Work instructions: Write the data out again exactly, with no pictures.

** Opening Material for this exercise block **

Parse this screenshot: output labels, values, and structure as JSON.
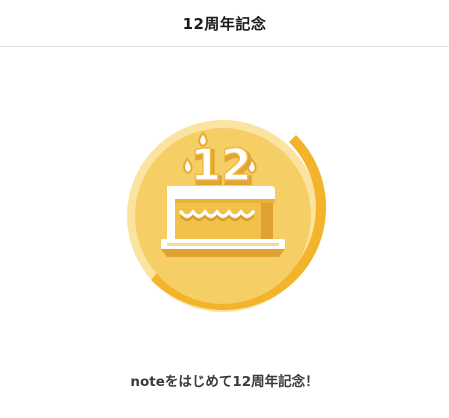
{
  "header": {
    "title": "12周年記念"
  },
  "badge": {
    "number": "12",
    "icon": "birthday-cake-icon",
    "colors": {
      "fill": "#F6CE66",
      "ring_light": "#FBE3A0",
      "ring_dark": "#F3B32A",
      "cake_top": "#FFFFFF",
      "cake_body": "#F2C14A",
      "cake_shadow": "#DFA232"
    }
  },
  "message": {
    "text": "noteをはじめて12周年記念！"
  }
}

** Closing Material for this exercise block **

The answer:
Parse this screenshot: output labels, values, and structure as JSON.
{
  "header": {
    "title": "12周年記念"
  },
  "badge": {
    "number": "12",
    "icon": "birthday-cake-icon",
    "colors": {
      "fill": "#F6CE66",
      "ring_light": "#FBE3A0",
      "ring_dark": "#F3B32A",
      "cake_top": "#FFFFFF",
      "cake_body": "#F2C14A",
      "cake_shadow": "#DFA232"
    }
  },
  "message": {
    "text": "noteをはじめて12周年記念！"
  }
}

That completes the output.